Show each line of the data below in which "GBPUSD" occurs.

Web page and app entries>
»»

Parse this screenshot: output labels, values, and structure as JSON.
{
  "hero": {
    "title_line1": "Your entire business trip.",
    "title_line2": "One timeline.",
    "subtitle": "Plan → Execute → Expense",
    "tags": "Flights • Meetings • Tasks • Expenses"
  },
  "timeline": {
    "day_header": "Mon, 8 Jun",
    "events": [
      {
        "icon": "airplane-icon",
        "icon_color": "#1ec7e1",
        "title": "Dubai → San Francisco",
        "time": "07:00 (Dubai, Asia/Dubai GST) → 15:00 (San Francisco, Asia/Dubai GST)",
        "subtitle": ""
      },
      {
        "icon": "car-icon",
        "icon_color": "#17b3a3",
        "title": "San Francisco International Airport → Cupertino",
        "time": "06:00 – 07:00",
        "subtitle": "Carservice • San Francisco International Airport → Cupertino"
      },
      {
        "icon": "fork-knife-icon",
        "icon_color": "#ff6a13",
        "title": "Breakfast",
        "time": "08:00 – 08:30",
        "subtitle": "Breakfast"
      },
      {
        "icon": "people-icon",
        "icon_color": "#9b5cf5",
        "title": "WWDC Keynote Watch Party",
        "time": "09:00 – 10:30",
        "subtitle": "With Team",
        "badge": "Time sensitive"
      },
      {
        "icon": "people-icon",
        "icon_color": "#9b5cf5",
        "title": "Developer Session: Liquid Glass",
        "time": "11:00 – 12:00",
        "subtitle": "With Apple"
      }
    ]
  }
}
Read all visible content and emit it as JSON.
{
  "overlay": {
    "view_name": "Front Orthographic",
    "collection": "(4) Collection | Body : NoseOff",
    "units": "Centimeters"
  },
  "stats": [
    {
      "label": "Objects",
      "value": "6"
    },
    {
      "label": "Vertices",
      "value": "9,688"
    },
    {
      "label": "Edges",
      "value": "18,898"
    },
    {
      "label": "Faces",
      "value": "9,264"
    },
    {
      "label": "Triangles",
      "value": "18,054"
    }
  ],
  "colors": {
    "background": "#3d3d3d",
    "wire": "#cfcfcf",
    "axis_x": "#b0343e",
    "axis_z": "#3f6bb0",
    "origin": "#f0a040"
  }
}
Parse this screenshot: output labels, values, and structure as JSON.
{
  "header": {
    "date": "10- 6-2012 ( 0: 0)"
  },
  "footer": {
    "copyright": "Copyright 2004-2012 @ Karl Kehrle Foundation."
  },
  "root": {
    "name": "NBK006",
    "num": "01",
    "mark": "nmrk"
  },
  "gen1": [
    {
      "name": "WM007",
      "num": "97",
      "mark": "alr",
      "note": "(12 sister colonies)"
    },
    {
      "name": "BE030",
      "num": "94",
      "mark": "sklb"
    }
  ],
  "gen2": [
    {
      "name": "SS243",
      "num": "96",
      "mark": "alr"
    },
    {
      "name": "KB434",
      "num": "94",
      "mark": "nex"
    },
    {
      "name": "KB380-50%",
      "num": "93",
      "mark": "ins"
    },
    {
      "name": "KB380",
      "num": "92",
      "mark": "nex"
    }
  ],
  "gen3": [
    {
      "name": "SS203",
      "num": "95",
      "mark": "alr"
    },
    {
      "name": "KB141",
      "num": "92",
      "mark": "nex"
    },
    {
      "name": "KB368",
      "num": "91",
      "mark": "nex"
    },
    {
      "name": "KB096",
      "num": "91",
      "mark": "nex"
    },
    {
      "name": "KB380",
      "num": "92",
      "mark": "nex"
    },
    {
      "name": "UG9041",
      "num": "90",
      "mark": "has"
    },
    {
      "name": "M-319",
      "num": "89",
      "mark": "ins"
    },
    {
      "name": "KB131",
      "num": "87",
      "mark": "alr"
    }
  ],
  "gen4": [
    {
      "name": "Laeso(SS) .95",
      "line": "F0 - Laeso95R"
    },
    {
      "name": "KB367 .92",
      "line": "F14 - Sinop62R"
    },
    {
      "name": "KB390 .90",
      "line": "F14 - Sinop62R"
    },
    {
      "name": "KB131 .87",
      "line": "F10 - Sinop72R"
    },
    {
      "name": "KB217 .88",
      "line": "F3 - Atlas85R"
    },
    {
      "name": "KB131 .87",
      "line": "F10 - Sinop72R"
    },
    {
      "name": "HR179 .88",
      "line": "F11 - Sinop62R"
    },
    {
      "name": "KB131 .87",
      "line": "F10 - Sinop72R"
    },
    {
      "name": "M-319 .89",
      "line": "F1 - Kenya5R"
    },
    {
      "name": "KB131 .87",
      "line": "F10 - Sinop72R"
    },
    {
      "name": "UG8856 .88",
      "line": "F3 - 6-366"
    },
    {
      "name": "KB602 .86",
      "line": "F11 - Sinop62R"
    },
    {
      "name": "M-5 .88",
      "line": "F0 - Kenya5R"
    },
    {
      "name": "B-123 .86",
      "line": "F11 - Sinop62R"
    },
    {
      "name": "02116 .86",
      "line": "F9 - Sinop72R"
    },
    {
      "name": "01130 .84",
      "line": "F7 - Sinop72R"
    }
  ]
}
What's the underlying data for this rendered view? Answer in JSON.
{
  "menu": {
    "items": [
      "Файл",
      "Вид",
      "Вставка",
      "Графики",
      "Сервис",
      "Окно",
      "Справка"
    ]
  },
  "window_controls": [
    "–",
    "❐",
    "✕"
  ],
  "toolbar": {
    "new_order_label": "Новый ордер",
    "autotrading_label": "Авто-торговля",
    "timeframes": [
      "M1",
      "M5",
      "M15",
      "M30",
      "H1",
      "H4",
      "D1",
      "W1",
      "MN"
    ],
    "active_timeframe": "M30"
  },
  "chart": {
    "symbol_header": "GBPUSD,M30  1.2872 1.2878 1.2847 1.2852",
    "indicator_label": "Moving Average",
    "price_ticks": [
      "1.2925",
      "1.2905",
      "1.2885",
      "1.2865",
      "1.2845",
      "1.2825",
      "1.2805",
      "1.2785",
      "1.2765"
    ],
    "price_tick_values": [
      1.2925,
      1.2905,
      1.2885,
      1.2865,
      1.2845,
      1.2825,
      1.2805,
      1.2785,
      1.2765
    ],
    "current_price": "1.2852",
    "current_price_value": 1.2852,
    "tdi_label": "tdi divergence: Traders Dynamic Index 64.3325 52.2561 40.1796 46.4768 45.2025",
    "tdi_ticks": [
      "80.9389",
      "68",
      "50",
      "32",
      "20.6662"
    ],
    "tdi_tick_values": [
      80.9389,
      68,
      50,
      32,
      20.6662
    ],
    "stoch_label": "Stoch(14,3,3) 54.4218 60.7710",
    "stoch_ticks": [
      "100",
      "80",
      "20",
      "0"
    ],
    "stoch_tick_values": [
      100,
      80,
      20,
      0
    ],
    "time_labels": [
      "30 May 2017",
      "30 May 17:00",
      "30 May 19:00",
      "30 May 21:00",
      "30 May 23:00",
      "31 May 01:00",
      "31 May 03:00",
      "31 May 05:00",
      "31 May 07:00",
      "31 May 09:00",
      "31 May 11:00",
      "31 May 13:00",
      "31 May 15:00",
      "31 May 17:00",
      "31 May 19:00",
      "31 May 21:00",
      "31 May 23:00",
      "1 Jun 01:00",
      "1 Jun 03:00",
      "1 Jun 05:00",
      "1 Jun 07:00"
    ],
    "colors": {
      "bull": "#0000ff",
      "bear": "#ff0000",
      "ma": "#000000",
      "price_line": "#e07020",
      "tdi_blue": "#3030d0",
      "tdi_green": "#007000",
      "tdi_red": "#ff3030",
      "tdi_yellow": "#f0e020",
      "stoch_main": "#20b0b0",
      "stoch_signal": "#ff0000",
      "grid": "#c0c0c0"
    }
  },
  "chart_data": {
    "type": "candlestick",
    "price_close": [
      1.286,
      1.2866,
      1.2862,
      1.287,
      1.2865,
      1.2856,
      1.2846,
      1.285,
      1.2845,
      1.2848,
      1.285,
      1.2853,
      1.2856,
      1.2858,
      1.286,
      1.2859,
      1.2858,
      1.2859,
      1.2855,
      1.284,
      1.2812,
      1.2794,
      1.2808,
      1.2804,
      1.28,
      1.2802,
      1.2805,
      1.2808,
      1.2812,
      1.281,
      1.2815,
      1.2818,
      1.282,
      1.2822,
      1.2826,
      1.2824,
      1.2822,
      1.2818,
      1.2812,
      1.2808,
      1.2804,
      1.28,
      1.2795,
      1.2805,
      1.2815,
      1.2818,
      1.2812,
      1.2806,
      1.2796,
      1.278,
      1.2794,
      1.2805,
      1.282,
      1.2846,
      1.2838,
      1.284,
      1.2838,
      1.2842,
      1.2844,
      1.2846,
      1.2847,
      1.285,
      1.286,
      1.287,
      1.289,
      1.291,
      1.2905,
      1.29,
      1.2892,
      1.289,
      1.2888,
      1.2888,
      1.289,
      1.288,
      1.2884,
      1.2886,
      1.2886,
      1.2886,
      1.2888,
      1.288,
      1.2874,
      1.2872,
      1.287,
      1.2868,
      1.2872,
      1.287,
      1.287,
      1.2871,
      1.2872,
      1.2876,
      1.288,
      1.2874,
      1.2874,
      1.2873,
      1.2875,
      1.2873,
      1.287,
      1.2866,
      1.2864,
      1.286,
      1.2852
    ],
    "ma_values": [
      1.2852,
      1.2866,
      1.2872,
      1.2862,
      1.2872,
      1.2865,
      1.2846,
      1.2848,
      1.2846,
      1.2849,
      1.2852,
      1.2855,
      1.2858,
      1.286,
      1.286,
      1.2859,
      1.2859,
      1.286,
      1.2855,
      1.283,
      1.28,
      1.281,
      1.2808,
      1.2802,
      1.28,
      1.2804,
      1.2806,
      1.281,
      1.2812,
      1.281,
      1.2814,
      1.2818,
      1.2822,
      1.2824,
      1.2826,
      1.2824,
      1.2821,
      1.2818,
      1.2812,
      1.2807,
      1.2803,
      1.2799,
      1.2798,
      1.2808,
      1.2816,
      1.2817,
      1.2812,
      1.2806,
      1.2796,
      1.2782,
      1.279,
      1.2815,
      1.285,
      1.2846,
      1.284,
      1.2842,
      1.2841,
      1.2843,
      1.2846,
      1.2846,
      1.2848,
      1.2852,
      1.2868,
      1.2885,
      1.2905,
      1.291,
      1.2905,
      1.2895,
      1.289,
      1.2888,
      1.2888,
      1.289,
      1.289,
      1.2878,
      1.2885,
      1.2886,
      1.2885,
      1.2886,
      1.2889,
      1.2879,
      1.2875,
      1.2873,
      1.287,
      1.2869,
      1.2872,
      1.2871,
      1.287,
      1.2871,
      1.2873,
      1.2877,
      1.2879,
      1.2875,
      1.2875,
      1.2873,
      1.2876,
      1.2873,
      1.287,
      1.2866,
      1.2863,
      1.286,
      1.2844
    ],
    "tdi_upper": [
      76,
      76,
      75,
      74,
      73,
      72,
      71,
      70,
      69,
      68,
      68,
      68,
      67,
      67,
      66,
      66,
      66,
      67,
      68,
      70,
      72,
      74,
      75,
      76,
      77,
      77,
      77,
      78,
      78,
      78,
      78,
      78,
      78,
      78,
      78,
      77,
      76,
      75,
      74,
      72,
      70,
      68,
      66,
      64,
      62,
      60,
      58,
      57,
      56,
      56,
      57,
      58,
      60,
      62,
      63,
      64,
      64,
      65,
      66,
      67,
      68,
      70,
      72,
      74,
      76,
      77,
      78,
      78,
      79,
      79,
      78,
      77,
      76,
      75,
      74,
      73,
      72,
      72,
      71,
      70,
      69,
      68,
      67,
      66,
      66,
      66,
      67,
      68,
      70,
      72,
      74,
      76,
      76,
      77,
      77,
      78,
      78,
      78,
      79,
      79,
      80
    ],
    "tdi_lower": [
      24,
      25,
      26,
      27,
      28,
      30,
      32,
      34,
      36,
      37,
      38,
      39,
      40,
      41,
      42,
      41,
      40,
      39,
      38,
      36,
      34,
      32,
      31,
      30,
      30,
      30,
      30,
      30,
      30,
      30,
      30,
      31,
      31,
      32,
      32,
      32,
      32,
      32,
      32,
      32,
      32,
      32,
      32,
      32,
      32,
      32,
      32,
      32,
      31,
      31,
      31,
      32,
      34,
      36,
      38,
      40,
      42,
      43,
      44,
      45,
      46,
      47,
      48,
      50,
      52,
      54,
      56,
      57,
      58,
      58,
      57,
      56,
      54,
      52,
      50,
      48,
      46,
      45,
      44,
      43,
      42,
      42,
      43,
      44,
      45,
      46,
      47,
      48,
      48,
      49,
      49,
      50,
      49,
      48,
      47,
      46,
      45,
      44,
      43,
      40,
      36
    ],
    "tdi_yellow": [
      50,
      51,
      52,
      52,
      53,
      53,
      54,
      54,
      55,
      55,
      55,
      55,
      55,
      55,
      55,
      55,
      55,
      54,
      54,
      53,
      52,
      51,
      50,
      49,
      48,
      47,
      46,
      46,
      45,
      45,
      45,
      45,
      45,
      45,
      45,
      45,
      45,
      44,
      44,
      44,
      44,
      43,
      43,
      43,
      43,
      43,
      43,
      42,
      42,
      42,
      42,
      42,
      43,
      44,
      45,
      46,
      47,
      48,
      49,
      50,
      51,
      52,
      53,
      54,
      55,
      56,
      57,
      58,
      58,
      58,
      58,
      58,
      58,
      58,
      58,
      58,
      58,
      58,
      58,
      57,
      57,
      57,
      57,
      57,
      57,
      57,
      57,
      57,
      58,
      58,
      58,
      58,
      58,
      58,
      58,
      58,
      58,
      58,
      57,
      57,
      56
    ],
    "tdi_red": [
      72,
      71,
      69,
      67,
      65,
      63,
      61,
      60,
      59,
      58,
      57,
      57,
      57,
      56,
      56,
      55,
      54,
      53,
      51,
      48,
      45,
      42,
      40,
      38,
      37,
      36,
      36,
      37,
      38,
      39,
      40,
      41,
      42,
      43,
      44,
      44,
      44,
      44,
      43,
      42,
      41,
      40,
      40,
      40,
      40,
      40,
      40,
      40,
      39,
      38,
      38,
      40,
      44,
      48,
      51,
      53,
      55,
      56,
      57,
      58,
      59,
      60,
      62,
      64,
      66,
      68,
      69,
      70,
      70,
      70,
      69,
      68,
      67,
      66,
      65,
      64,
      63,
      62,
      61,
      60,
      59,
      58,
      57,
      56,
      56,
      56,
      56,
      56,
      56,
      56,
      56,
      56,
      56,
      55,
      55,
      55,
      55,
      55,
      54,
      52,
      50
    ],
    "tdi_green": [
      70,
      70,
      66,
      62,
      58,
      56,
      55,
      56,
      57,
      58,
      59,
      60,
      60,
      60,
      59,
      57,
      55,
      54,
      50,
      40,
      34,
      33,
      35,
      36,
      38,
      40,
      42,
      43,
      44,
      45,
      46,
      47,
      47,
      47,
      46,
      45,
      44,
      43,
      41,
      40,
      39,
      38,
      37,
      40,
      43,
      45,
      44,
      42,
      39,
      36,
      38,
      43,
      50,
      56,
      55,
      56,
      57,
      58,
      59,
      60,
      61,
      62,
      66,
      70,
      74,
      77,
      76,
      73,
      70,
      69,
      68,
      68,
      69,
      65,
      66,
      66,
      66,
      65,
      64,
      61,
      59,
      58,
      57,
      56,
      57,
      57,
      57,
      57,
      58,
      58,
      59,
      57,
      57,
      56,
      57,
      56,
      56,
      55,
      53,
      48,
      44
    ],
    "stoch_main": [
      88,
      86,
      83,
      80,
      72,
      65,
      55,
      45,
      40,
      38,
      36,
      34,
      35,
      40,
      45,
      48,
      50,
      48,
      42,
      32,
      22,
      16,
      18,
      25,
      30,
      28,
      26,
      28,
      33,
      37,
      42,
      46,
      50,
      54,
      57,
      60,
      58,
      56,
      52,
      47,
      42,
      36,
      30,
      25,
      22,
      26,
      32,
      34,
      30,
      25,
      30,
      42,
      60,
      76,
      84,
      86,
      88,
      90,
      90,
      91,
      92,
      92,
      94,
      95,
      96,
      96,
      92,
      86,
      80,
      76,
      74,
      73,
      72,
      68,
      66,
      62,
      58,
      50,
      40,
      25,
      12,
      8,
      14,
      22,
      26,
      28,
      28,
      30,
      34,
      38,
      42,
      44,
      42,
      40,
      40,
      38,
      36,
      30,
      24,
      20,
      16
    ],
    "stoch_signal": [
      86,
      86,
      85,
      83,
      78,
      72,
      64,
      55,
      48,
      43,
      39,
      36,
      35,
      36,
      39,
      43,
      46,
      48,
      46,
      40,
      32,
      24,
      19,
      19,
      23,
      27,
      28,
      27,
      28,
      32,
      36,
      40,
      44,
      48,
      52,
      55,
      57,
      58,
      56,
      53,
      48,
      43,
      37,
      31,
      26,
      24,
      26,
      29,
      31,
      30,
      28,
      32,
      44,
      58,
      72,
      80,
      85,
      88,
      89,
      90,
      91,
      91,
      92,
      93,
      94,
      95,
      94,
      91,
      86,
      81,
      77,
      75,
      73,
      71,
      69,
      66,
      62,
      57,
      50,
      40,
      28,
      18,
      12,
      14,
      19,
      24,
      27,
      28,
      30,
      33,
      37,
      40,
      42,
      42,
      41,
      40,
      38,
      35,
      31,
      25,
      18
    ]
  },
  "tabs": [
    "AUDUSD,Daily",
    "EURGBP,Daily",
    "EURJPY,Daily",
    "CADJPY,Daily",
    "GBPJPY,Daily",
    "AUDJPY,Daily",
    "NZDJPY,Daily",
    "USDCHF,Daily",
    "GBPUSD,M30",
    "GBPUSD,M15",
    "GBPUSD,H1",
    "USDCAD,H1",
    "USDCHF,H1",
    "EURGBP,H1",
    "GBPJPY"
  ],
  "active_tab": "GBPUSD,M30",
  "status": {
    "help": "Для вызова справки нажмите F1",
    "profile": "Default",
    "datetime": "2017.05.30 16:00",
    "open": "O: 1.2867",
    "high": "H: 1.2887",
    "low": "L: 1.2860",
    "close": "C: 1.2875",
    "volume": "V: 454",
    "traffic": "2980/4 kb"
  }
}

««

Output below>
    "symbol_header": "GBPUSD,M30  1.2872 1.2878 1.2847 1.2852",
    "GBPUSD,M30",
    "GBPUSD,M15",
    "GBPUSD,H1",
  "active_tab": "GBPUSD,M30",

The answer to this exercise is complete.